* _Task goal_
All lines holding the word "确认安装" are to be copied from the records beneath.

* _Data under study_
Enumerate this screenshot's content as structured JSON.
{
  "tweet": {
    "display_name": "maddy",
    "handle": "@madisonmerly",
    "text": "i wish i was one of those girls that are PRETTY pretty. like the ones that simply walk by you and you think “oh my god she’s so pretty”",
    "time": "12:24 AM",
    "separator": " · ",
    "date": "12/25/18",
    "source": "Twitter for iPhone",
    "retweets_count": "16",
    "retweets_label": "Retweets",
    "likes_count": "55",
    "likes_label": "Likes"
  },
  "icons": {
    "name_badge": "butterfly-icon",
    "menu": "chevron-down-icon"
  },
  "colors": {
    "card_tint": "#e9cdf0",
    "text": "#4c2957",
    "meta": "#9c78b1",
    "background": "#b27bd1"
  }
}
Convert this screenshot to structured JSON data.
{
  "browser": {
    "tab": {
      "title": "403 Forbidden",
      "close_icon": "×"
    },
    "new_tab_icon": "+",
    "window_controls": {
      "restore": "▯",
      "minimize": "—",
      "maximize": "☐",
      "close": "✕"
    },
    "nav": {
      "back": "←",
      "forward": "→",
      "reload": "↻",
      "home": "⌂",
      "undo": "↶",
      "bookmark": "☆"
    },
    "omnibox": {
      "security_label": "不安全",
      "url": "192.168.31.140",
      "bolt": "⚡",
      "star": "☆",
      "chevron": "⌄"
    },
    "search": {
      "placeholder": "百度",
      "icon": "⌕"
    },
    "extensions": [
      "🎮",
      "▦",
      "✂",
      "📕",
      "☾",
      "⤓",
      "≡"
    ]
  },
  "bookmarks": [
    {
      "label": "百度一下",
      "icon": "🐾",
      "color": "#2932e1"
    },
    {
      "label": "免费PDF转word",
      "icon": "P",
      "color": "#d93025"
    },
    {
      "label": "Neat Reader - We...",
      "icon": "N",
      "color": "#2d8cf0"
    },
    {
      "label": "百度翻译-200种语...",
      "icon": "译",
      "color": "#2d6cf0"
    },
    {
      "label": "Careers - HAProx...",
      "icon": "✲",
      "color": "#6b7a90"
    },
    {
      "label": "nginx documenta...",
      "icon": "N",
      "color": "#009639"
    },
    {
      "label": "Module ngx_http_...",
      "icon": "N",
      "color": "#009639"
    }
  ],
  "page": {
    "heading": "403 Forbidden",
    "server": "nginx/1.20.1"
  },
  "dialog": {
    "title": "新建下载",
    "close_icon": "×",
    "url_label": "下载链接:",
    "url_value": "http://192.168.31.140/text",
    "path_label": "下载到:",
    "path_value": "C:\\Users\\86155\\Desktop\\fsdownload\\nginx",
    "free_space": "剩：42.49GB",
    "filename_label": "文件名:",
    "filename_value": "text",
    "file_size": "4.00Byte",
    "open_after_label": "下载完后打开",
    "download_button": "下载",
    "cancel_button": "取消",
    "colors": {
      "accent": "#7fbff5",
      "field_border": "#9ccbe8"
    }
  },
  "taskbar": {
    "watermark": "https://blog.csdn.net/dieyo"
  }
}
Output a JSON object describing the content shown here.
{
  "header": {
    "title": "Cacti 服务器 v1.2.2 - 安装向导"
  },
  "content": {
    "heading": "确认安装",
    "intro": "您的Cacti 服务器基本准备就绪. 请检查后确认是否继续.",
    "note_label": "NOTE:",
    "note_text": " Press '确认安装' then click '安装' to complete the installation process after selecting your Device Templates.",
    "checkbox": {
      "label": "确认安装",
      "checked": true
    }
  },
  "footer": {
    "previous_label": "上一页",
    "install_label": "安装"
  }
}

* _Completed task_
    "heading": "确认安装",
    "note_text": " Press '确认安装' then click '安装' to complete the installation process after selecting your Device Templates.",
      "label": "确认安装",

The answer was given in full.